Business models are also central in the chapter on digital capital. This title did not seem to me quite revealing the content as I perceived it as much wider and richer than the title suggests. It actually looks into a variety of forms of circulation of e-books and books, as well as the ways of promoting the books and reading. But at the end of the chapter the author brings these separate threads together and presents a model of digital capital as a form of relational marketing of digital content.

The fifth chapter discussed the issues of global culture and consequences of English language domination on the local publishing, translation and spread of the texts. I have read this chapter with great interest as translation is my point of entry into the publishing industry, from which I can observe it as a participant, not only external researcher or member of a public distribution community. Despite being available worldwide, e-books in local languages are still constrained by the local language. This makes a huge difference for the development of e-book production for small language groups.

The book closes with the chapter on convergence and diversity of technologies, media, texts, readers and possible futures. Being optimistic about the place of books in the future world, the author nevertheless presents areas of tension and sketches different potential directions of the development in our book production and reading culture. The book is written from the point of view of English speaking and writing world, but it is enriched by the global perspective not only through authors readings, but also through his respondents from different national backgrounds.

Turning the page also has a big advantage of being a quite compact book. Written in clear language, including a wide range of information and data but without overwhelming the reader, and making clear points of reference and importance it will serve as a useful teaching aid and textbook for many academic courses in humanities and social sciences, not to speak of publishing studies that it addresses directly.

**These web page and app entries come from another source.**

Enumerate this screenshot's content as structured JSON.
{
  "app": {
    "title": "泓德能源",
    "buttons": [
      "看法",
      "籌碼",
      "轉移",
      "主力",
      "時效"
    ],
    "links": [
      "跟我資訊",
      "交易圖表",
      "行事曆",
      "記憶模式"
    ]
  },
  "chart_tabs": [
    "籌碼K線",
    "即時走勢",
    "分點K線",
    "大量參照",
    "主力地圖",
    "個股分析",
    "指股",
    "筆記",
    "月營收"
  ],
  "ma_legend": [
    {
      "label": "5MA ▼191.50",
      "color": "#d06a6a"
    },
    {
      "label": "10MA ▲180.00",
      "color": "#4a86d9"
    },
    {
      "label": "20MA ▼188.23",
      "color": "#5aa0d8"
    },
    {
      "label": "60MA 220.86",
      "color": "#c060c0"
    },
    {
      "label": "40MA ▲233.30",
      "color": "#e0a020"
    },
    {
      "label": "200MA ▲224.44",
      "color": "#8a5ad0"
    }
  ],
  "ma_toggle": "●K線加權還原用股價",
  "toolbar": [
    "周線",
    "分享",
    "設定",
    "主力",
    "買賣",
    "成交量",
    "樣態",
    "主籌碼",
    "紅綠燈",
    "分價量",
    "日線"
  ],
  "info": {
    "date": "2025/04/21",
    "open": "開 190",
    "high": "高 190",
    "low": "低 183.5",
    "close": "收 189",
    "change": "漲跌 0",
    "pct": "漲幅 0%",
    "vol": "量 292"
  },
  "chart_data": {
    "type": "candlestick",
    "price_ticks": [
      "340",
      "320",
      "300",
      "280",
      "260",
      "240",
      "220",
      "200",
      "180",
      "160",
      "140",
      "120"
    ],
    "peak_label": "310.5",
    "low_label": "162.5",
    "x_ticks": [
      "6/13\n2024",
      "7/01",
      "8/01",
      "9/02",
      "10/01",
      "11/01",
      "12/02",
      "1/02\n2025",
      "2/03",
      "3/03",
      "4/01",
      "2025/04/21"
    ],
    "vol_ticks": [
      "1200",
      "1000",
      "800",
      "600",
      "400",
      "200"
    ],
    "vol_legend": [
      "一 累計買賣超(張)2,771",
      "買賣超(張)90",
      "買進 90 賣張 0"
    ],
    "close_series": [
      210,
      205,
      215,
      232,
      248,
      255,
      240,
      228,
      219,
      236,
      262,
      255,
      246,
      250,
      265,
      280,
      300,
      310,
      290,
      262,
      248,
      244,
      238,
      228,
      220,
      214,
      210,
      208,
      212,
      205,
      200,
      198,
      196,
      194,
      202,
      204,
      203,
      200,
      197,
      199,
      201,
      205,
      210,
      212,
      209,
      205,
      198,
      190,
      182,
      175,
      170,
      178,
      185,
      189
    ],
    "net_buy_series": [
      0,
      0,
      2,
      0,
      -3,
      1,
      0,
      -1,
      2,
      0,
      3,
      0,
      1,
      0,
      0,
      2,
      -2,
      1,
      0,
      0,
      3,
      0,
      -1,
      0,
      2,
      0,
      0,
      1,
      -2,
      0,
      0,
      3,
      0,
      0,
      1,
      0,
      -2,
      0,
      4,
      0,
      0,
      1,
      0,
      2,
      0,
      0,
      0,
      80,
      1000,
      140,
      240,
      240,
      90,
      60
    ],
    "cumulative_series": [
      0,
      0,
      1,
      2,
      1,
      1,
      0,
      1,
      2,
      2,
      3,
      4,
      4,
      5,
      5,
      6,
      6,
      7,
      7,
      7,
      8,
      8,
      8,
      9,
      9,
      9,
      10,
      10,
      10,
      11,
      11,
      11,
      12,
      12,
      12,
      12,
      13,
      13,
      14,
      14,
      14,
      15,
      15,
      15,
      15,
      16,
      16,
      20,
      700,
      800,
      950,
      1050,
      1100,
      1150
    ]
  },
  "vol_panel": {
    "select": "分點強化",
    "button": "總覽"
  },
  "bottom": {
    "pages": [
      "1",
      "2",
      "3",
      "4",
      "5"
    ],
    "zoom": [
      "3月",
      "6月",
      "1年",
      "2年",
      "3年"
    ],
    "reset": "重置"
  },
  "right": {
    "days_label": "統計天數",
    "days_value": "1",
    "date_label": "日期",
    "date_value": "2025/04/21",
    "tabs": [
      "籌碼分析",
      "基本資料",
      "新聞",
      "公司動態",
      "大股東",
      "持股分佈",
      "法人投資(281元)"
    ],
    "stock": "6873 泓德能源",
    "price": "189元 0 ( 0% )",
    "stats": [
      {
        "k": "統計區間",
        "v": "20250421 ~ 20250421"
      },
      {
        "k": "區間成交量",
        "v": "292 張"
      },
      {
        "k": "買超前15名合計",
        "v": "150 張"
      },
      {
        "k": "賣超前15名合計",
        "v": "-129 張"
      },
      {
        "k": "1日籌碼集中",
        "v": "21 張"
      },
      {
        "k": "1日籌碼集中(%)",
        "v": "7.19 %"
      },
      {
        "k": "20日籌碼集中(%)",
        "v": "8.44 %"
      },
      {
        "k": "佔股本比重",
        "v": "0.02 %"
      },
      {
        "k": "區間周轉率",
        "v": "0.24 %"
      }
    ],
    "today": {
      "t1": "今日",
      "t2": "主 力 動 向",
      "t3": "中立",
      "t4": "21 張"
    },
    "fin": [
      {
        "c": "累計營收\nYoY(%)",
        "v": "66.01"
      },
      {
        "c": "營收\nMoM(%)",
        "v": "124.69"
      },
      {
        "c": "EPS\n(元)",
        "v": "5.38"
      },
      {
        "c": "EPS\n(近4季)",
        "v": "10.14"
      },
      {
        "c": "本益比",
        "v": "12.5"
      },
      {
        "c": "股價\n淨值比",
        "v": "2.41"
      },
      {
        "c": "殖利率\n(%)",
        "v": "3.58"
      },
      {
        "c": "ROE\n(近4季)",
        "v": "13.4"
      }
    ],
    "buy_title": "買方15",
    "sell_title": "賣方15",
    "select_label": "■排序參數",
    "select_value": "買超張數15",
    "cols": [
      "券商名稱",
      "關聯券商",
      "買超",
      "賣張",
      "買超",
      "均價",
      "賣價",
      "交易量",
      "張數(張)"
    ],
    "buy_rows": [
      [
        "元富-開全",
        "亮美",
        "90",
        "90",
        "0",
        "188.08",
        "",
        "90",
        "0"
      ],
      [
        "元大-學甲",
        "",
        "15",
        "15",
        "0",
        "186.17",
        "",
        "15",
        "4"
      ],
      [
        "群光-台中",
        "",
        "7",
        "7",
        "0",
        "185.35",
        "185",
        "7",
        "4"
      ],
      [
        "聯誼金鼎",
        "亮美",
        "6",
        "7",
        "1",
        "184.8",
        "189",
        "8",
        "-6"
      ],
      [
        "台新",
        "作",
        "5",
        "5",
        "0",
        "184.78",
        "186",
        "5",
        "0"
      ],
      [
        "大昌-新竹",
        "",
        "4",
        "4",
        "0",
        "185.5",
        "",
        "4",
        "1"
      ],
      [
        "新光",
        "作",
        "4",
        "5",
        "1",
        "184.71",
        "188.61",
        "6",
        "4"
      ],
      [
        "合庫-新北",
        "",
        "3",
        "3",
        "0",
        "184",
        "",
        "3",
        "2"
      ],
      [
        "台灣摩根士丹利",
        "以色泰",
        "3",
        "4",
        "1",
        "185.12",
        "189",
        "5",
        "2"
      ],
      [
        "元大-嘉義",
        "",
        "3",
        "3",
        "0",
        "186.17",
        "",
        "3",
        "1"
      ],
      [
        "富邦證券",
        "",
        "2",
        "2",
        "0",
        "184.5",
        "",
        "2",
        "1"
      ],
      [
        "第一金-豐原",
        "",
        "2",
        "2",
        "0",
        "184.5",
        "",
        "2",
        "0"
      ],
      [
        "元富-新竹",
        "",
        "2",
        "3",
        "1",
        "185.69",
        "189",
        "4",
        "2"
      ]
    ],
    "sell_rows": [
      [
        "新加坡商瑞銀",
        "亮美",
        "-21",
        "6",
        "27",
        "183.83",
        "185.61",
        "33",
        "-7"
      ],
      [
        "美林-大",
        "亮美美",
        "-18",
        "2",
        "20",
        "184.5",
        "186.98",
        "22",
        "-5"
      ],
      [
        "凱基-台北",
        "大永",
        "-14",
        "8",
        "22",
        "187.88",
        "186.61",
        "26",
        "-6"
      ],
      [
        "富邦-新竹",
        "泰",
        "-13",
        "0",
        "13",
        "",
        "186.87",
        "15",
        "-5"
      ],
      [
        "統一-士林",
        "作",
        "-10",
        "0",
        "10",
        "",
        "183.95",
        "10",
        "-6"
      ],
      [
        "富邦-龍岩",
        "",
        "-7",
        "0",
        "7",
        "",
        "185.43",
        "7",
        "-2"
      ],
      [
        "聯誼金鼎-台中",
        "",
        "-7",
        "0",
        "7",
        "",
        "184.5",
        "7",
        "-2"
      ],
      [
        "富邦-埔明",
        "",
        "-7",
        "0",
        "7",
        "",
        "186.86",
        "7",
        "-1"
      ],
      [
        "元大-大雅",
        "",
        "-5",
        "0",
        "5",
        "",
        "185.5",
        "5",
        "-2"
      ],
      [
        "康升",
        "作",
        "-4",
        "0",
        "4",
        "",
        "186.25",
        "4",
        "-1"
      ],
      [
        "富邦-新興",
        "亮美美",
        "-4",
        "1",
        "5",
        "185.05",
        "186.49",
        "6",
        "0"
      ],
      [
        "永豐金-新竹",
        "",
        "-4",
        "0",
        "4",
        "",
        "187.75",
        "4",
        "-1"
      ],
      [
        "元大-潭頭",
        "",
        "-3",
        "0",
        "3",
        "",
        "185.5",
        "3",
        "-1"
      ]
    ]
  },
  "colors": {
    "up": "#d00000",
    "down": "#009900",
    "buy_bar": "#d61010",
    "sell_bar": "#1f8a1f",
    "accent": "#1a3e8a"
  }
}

  • Baron, D. (2009). A better pencil: readers, writers and the digital revolution. Oxford: Oxford University Press.
  • Bhaskar, M. (2013). The content machine: towards a theory of publishing from the printing press to the digital network. London: Anthem Press.
  • Piper, A. (2012). Book was there: reading in electronic times. Chicago: The University of Chicago Press.
  • Thompson, J.B. (2010). Merchants of culture: the publishing business in the twenty-first century. Cambridge: Polity Press.
  • van der Weel, A. (2011). Changing our textual minds. Manchester: Manchester University Press.
Elena Maceviciute
Professor, University of Borås, Sweden
May, 2015